One way to see your star players exiting your organization is to micro manage them and conversely, newly hired talent will leave fast if you don’t give them the guidance and direction they need from the start. Your role is to identify and understand the development stage for each of your team members and apply that collaborative, coaching, mentoring or directional leadership style to match their individual needs.
3. BE PRESENT
No more “my door is always open when you need me”. This is so yesterday ‘leadership’ speak. Very often leaders are telling me that they can’t attend their team’s training session because they have to prepare a budget presentation or do something for ‘corporate’. You will need to actually engage by truly listening what your team is telling you, get out of your comfort zone (e.g. your office) and walk the floor and just talk to people to hear what is going on. It is true that I actually have coached senior executives teaching and showing them how to do this! Learn from your team, yet make them accountable to execute their own ideas.
Are you truly inspiring, supplying that ‘fresh air’ to your team, your meetings, your organization? Or is it same same? How much do you know about your people, their dreams, what makes them tick or what pisses them off? Are you able to share inspiring stories and place yourself in a vulnerable position so that they can see the real person, you!
So..what to do if all of this is not really happening? Remember that I started by saying that as an employee you should be given the right environment to develop yourself. As a recipient of leadership you are truly in charge of your own development to never stop learning and this means that if this gets blocked because of bad leadership you have these options:
Make yourself part of the solution and speak out to your leader about what is not going right. Come prepared with suggested solutions to the problem and be ready to take on accountability to execute ideas. In case your leader is acting way out of line, not lined up to the company’s or your own personal values you need to speak up to your leader’s boss and HR to report your observations. Too often executives get away with this because everyone ‘talks’ about the issue yet nobody wants to speak up. Afraid to loose your job over this, guess what? If you speak out and nothing gets done or worse you’ll lose your job..you now know for sure this organization isn’t right for you.
DO NOT just gossip about leaders and what they should be doing, how they missed the mark at that recent meeting or how they lock themselves up in their offices all day. If you observe this in your leader, take a risk and ask if he or she is open for feedback. You might be surprised how this may open eyes and creates a realization like “I never knew I came across like this..”. Don’t be a part of the gossip crew.

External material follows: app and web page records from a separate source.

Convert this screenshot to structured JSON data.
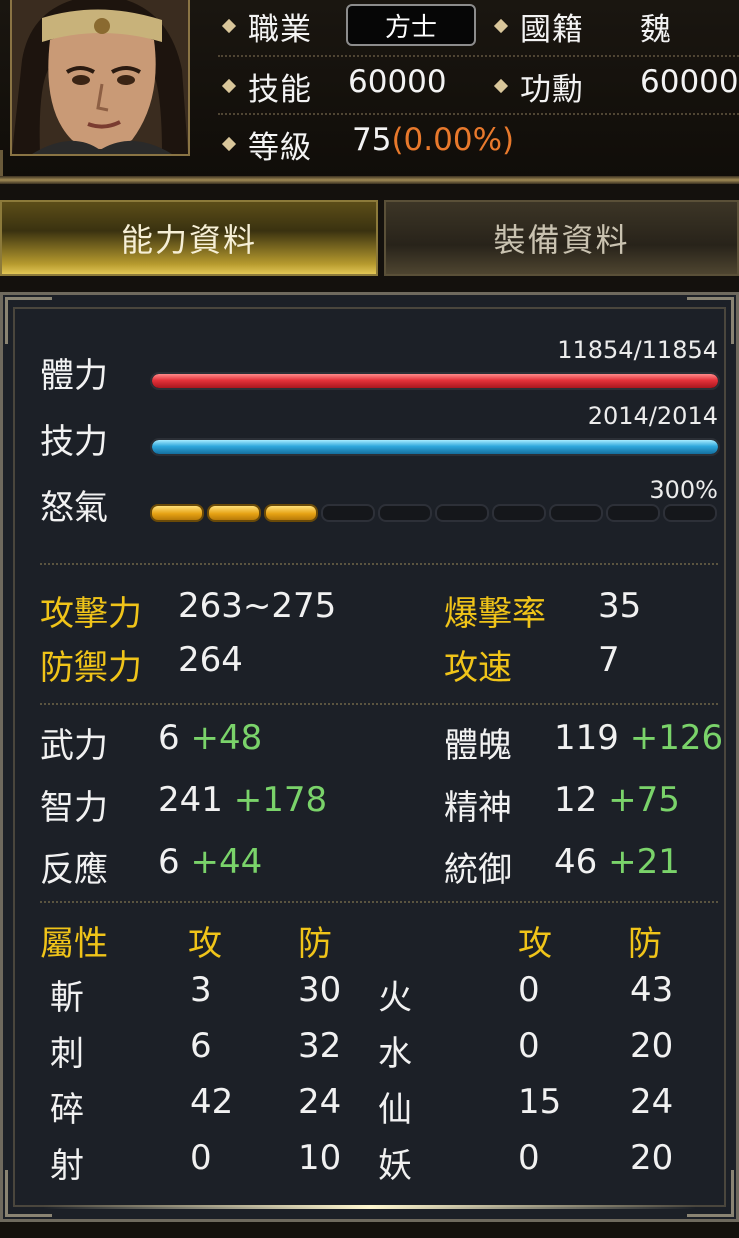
{
  "header": {
    "job_label": "職業",
    "job_value": "方士",
    "nation_label": "國籍",
    "nation_value": "魏",
    "skill_label": "技能",
    "skill_value": "60000",
    "merit_label": "功勳",
    "merit_value": "60000",
    "level_label": "等級",
    "level_value": "75",
    "level_pct": "(0.00%)"
  },
  "tabs": [
    {
      "label": "能力資料",
      "active": true
    },
    {
      "label": "裝備資料",
      "active": false
    }
  ],
  "bars": {
    "hp": {
      "label": "體力",
      "value": "11854/11854",
      "fill": 1.0
    },
    "mp": {
      "label": "技力",
      "value": "2014/2014",
      "fill": 1.0
    },
    "rage": {
      "label": "怒氣",
      "value": "300%",
      "segments_total": 10,
      "segments_on": 3
    }
  },
  "combat": {
    "attack_label": "攻擊力",
    "attack_value": "263~275",
    "crit_label": "爆擊率",
    "crit_value": "35",
    "defense_label": "防禦力",
    "defense_value": "264",
    "speed_label": "攻速",
    "speed_value": "7"
  },
  "attributes": [
    {
      "label": "武力",
      "base": "6",
      "bonus": "+48"
    },
    {
      "label": "體魄",
      "base": "119",
      "bonus": "+126"
    },
    {
      "label": "智力",
      "base": "241",
      "bonus": "+178"
    },
    {
      "label": "精神",
      "base": "12",
      "bonus": "+75"
    },
    {
      "label": "反應",
      "base": "6",
      "bonus": "+44"
    },
    {
      "label": "統御",
      "base": "46",
      "bonus": "+21"
    }
  ],
  "elements": {
    "header": {
      "title": "屬性",
      "atk": "攻",
      "def": "防",
      "atk2": "攻",
      "def2": "防"
    },
    "rows": [
      {
        "a": "斬",
        "a_atk": "3",
        "a_def": "30",
        "b": "火",
        "b_atk": "0",
        "b_def": "43"
      },
      {
        "a": "刺",
        "a_atk": "6",
        "a_def": "32",
        "b": "水",
        "b_atk": "0",
        "b_def": "20"
      },
      {
        "a": "碎",
        "a_atk": "42",
        "a_def": "24",
        "b": "仙",
        "b_atk": "15",
        "b_def": "24"
      },
      {
        "a": "射",
        "a_atk": "0",
        "a_def": "10",
        "b": "妖",
        "b_atk": "0",
        "b_def": "20"
      }
    ]
  },
  "colors": {
    "gold": "#f0c419",
    "green": "#7ad36a",
    "orange": "#e8792c",
    "hp": "#e3323a",
    "mp": "#2fa8dd"
  }
}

If all of the above is not working, you have to be honest to yourself and make that judgment call. Indeed a key reason people are leaving a job is because of bad leadership. If your personal growth is blocked because of non-inspiring leadership and you did take time to influence things yet nothing is changing, you owe it to yourself to make that decision to leave.
Don’t underestimate the power of making a decision and how much energy that will give you…